"While these computers may no longer be fit for purpose for today's digitally transforming enterprises, they can quite literally be a lifeline for disadvantaged schoolchildren," said AMI chief executive Philip McMichael.
"Camara Education does admirable work in Ireland and Africa. Through our partnership, we are ensuring they can continue to provide recycled computers to disadvantaged schoolchildren in accordance with GDPR regulations.
"Any hardware donated to Camara is collected by security-vetted, trained and uniformed AMI collection crews and transported in unmarked, GPS-tracked vehicles," Mr McMichael said. "All data-bearing equipment is cleansed to the most stringent global standards before refurbishment or resale."
Cormac Lynch, a former engineer and investment banker who founded Camara in 2005 after visiting Ethiopia, said this project "is about empowering young women in Ethiopia to change their future".
"By the time they reach the age of 18, many women in Ethiopia will have dropped out of school and are already married.
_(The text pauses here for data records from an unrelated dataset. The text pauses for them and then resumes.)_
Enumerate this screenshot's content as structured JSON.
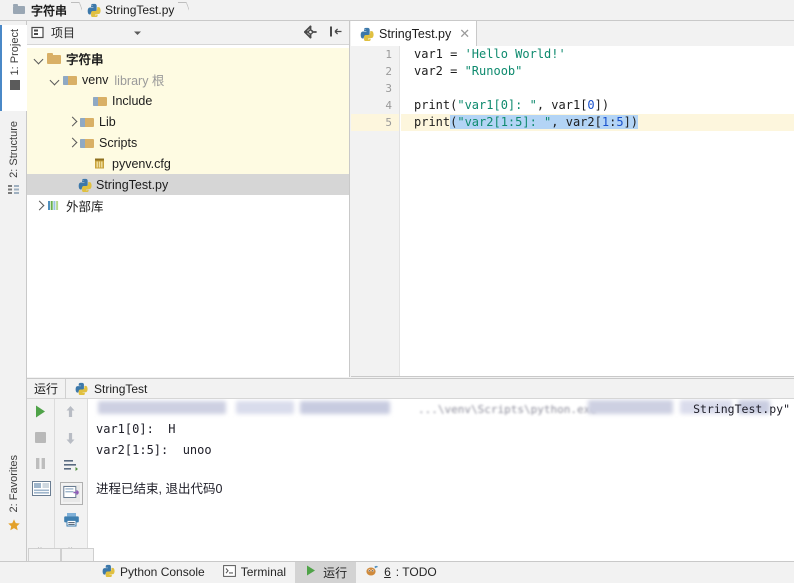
{
  "breadcrumb": {
    "items": [
      {
        "label": "字符串",
        "icon": "project-folder-icon"
      },
      {
        "label": "StringTest.py",
        "icon": "python-file-icon"
      }
    ]
  },
  "left_strip": {
    "tabs": [
      {
        "label": "1: Project",
        "name": "sidebar-tab-project",
        "active": true
      },
      {
        "label": "2: Structure",
        "name": "sidebar-tab-structure",
        "active": false
      },
      {
        "label": "2: Favorites",
        "name": "sidebar-tab-favorites",
        "active": false
      }
    ]
  },
  "project_panel": {
    "title": "项目",
    "dropdown_icon": "chevron-down-icon",
    "settings_icon": "gear-icon",
    "hide_icon": "hide-panel-icon",
    "tree": [
      {
        "label": "字符串",
        "sublabel": "",
        "depth": 0,
        "twisty": "down",
        "icon": "folder-icon",
        "state": "modified",
        "bold": true
      },
      {
        "label": "venv",
        "sublabel": "library 根",
        "depth": 1,
        "twisty": "down",
        "icon": "library-folder-icon",
        "state": "modified",
        "bold": false
      },
      {
        "label": "Include",
        "sublabel": "",
        "depth": 2,
        "twisty": "none",
        "icon": "library-folder-icon",
        "state": "modified",
        "bold": false
      },
      {
        "label": "Lib",
        "sublabel": "",
        "depth": 2,
        "twisty": "right",
        "icon": "library-folder-icon",
        "state": "modified",
        "bold": false
      },
      {
        "label": "Scripts",
        "sublabel": "",
        "depth": 2,
        "twisty": "right",
        "icon": "library-folder-icon",
        "state": "modified",
        "bold": false
      },
      {
        "label": "pyvenv.cfg",
        "sublabel": "",
        "depth": 2,
        "twisty": "none",
        "icon": "config-file-icon",
        "state": "modified",
        "bold": false
      },
      {
        "label": "StringTest.py",
        "sublabel": "",
        "depth": 1,
        "twisty": "none",
        "icon": "python-file-icon",
        "state": "selected",
        "bold": false
      },
      {
        "label": "外部库",
        "sublabel": "",
        "depth": 0,
        "twisty": "right",
        "icon": "external-libraries-icon",
        "state": "normal",
        "bold": false
      }
    ]
  },
  "editor": {
    "tab": {
      "label": "StringTest.py",
      "icon": "python-file-icon",
      "close_icon": "close-icon"
    },
    "line_numbers": [
      "1",
      "2",
      "3",
      "4",
      "5"
    ],
    "current_line": 5,
    "code": [
      "var1 = 'Hello World!'",
      "var2 = \"Runoob\"",
      "",
      "print(\"var1[0]: \", var1[0])",
      "print(\"var2[1:5]: \", var2[1:5])"
    ]
  },
  "run_panel": {
    "tab_label": "运行",
    "config_name": "StringTest",
    "config_icon": "python-file-icon",
    "toolbar_left": [
      {
        "name": "rerun-button",
        "icon": "play-icon"
      },
      {
        "name": "stop-button",
        "icon": "stop-icon"
      },
      {
        "name": "pause-button",
        "icon": "pause-icon"
      },
      {
        "name": "layout-button",
        "icon": "layout-icon"
      }
    ],
    "toolbar_right": [
      {
        "name": "up-button",
        "icon": "arrow-up-icon"
      },
      {
        "name": "down-button",
        "icon": "arrow-down-icon"
      },
      {
        "name": "soft-wrap-button",
        "icon": "soft-wrap-icon"
      },
      {
        "name": "scroll-end-button",
        "icon": "scroll-to-end-icon"
      },
      {
        "name": "print-button",
        "icon": "print-icon"
      }
    ],
    "expand_icon": "chevron-double-right-icon",
    "console": {
      "command_line_tail": "StringTest.py\"",
      "command_line_ghost": "...\\venv\\Scripts\\python.exe",
      "output": [
        "var1[0]:  H",
        "var2[1:5]:  unoo"
      ],
      "exit_message": "进程已结束, 退出代码0"
    }
  },
  "status_bar": {
    "items": [
      {
        "label": "Python Console",
        "icon": "python-console-icon",
        "active": false,
        "name": "status-tab-python-console"
      },
      {
        "label": "Terminal",
        "icon": "terminal-icon",
        "active": false,
        "name": "status-tab-terminal"
      },
      {
        "label": "运行",
        "icon": "play-icon",
        "active": true,
        "name": "status-tab-run"
      },
      {
        "label": "6: TODO",
        "icon": "todo-icon",
        "active": false,
        "name": "status-tab-todo"
      }
    ]
  },
  "colors": {
    "string_literal": "#0e8a6e",
    "number_literal": "#1750cd",
    "selection": "#b3d4f5",
    "current_line": "#fdf6dd",
    "modified_row": "#fefbe2",
    "selected_row": "#d6d6d6"
  }
}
Literacy is extremely low, which can place enormous restrictions on a woman's ability to take control of her life," Mr Lynch said. "Access to computers can open up a world of opportunity and enable a woman to go to university, learn new skills and leave in her legacy a brighter future for the next generation of girls."
Camara says it will establish e-learning centres within each school staffed by six Camara-trained teachers.